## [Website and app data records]
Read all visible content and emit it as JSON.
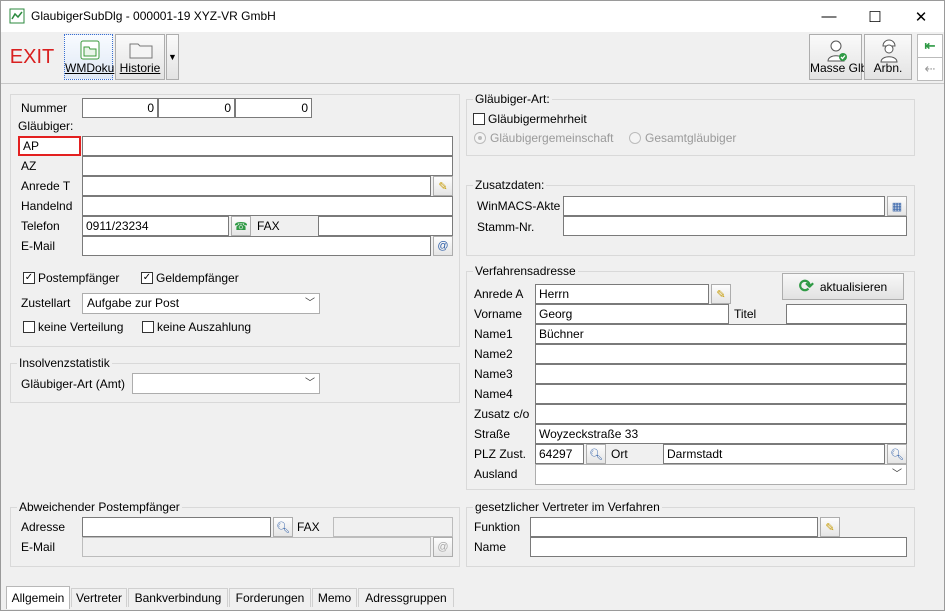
{
  "window": {
    "title": "GlaubigerSubDlg - 000001-19 XYZ-VR GmbH",
    "min": "—",
    "max": "☐",
    "close": "✕"
  },
  "toolbar": {
    "exit": "EXIT",
    "wmdoku": "WMDoku",
    "historie": "Historie",
    "masse": "Masse Glb.",
    "arbn": "Arbn."
  },
  "glaeubiger": {
    "nummer_label": "Nummer",
    "nummer": [
      "0",
      "0",
      "0"
    ],
    "group": "Gläubiger:",
    "ap_label": "AP",
    "az_label": "AZ",
    "anrede_label": "Anrede T",
    "handelnd_label": "Handelnd",
    "telefon_label": "Telefon",
    "telefon": "0911/23234",
    "fax_label": "FAX",
    "email_label": "E-Mail",
    "postempfaenger": "Postempfänger",
    "geldempfaenger": "Geldempfänger",
    "zustellart_label": "Zustellart",
    "zustellart": "Aufgabe zur Post",
    "keine_verteilung": "keine Verteilung",
    "keine_auszahlung": "keine Auszahlung"
  },
  "insolvenz": {
    "group": "Insolvenzstatistik",
    "art_label": "Gläubiger-Art (Amt)"
  },
  "abweichend": {
    "group": "Abweichender Postempfänger",
    "adresse_label": "Adresse",
    "fax_label": "FAX",
    "email_label": "E-Mail"
  },
  "art": {
    "group": "Gläubiger-Art:",
    "mehrheit": "Gläubigermehrheit",
    "gemeinschaft": "Gläubigergemeinschaft",
    "gesamt": "Gesamtgläubiger"
  },
  "zusatz": {
    "group": "Zusatzdaten:",
    "winmacs_label": "WinMACS-Akte",
    "stamm_label": "Stamm-Nr."
  },
  "verfahren": {
    "group": "Verfahrensadresse",
    "aktualisieren": "aktualisieren",
    "anrede_label": "Anrede A",
    "anrede": "Herrn",
    "vorname_label": "Vorname",
    "vorname": "Georg",
    "titel_label": "Titel",
    "name1_label": "Name1",
    "name1": "Büchner",
    "name2_label": "Name2",
    "name3_label": "Name3",
    "name4_label": "Name4",
    "zusatz_label": "Zusatz  c/o",
    "strasse_label": "Straße",
    "strasse": "Woyzeckstraße 33",
    "plz_label": "PLZ Zust.",
    "plz": "64297",
    "ort_label": "Ort",
    "ort": "Darmstadt",
    "ausland_label": "Ausland"
  },
  "vertreter": {
    "group": "gesetzlicher Vertreter im Verfahren",
    "funktion_label": "Funktion",
    "name_label": "Name"
  },
  "tabs": [
    "Allgemein",
    "Vertreter",
    "Bankverbindung",
    "Forderungen",
    "Memo",
    "Adressgruppen"
  ]
}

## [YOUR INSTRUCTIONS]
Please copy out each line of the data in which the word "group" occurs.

## [EXERCISE RESULT]
    "group": "Gläubiger:",
    "group": "Insolvenzstatistik",
    "group": "Abweichender Postempfänger",
    "group": "Gläubiger-Art:",
    "group": "Zusatzdaten:",
    "group": "Verfahrensadresse",
    "group": "gesetzlicher Vertreter im Verfahren",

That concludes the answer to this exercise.